Networking at conferences is key – we all know that. So I found it interesting to receive an email from one of the presenters I spoke to telling me about her birthday experience the day after we met. I thought I’d share it with you as the outcome is very interesting, especially if you have an interest in business development.
Wendy Merrill – Business Development Strategist:
Our hotel served an amazing breakfast and we were just tucking in to our meal when the couple seated at the next table engaged us in conversation. Turns out they live 10 minutes from us and we had a little chuckle about the small world. The polite exchange turned into an extensive conversation that lasted throughout the meal. We covered many topics, including travel (apropos of the circumstances in which we found ourselves).

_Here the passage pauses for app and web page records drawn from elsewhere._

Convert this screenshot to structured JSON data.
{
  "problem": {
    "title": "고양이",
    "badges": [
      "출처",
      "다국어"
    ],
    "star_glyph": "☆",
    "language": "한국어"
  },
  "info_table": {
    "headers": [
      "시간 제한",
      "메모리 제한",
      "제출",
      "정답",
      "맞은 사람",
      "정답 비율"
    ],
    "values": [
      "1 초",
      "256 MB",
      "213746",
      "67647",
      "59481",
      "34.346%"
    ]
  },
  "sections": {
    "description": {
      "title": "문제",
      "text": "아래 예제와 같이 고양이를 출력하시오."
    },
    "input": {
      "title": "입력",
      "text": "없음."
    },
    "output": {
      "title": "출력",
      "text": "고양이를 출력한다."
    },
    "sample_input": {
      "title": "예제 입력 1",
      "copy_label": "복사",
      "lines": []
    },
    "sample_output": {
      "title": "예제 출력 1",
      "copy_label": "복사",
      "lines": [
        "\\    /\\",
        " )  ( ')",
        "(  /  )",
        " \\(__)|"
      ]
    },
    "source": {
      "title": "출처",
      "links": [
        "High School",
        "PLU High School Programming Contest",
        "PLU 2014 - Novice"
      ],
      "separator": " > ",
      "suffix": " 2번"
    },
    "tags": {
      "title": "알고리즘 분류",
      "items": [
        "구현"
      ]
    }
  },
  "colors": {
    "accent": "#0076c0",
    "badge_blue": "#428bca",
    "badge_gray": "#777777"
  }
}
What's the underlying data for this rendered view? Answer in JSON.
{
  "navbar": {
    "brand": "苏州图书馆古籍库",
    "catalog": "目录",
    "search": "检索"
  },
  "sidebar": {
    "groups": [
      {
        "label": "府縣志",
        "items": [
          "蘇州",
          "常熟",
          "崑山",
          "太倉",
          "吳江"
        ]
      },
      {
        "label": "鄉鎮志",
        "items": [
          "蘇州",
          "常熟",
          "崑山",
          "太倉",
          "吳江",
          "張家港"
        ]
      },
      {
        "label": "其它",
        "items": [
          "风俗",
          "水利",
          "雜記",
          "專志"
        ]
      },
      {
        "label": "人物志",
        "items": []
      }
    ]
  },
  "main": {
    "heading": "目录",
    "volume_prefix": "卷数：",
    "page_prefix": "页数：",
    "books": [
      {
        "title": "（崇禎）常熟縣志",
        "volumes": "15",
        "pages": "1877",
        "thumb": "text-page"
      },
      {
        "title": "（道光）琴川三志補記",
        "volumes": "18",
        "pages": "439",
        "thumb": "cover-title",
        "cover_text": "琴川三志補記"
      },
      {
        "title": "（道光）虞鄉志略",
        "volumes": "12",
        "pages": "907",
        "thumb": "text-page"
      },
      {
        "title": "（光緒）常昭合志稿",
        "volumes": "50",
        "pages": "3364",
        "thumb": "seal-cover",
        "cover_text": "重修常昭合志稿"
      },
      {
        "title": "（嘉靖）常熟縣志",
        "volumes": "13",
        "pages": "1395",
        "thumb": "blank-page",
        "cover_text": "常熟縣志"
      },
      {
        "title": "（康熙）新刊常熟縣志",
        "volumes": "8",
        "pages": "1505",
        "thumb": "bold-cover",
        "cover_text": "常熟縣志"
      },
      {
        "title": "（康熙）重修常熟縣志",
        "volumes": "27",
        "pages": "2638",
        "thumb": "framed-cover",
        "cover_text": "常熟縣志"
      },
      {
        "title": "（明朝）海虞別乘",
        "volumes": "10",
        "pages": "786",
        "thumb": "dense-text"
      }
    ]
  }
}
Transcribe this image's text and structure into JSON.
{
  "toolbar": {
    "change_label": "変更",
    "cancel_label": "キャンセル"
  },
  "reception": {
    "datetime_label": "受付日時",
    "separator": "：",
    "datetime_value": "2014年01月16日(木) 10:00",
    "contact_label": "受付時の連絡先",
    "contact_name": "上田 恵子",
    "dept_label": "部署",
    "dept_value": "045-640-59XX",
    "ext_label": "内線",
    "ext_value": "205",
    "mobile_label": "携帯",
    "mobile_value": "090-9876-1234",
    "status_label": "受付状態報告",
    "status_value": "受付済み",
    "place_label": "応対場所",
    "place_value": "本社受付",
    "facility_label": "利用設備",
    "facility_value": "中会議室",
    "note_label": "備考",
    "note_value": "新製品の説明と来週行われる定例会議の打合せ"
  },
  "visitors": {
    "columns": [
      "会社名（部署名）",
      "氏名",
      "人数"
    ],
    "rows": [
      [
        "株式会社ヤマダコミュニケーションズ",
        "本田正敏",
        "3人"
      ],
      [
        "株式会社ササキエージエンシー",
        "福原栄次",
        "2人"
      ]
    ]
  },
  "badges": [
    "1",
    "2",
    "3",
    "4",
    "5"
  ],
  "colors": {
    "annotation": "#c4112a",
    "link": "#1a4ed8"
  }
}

As we are wont to do, my husband and I shared a bunch of travel advice with the couple; terrific inns, great restaurants and a ton of ideas/connections for their upcoming trip to Italy. They asked for my card so they could follow up with me to obtain more Italian contacts and I gladly provided it to them.
When my husband extended a cordial offer to meet up with the gentleman for a social coffee upon returning to Baltimore, the man abruptly responded, “Just to be clear, I’m not going to be a prospect for you. I’m all set with my financial planning and won’t make a move.”
There was an uncomfortable pause.
My husband quickly explained that his invitation was purely social and that he had no other intention. As the conversation had taken an uncomfortable turn, we paid our respective bills and graciously said goodbye.
Clearly, our impromptu breakfast companion was terrified of being sold. Perhaps he had a bad experience with someone in the financial services industry, or maybe he reflected on his own career challenges/disappointments (he was a lifelong banker). Whatever the case was, his response was unsettling, especially considering the wealth of information that we selflessly shared during our conversation–with absolutely no expectation of anything in return.
This exchange made me reflect upon the presentation I delivered last week at the Revolve Conference in Charleston, SC, entitled “How to Sell without Selling”. I addressed a room filled with creative professionals, most of whom are extremely uncomfortable with the idea of selling.
The first part of my presentation dug into the reason why people loathe being sold to as well as why they fear having to sell to someone else: MANIPULATION.
We are all so afraid of someone gaining control over our mind and pocketbook that we often go into panic mode whenever we encounter someone who may seem to fit the stereotype of a salesperson.
We stiffen, hold our wallets and attempt to steel ourselves against the “dangerous mindgames” that we expect to be played on us.
In our case, an act of generosity and kindness was eclipsed by a stranger’s negative impression of an entire profession. My husband’s “nice-guyness” was taken out of context and seen as a ploy to solicit business.
I’m writing about this experience because it boldly underlines the need to revamp how society thinks of the sales process. For those of us attempting to grow our businesses, we must be keenly aware of the value we wish to provide to others. For those that sit on the prospective client side of the table, we must understand the value we seek from others.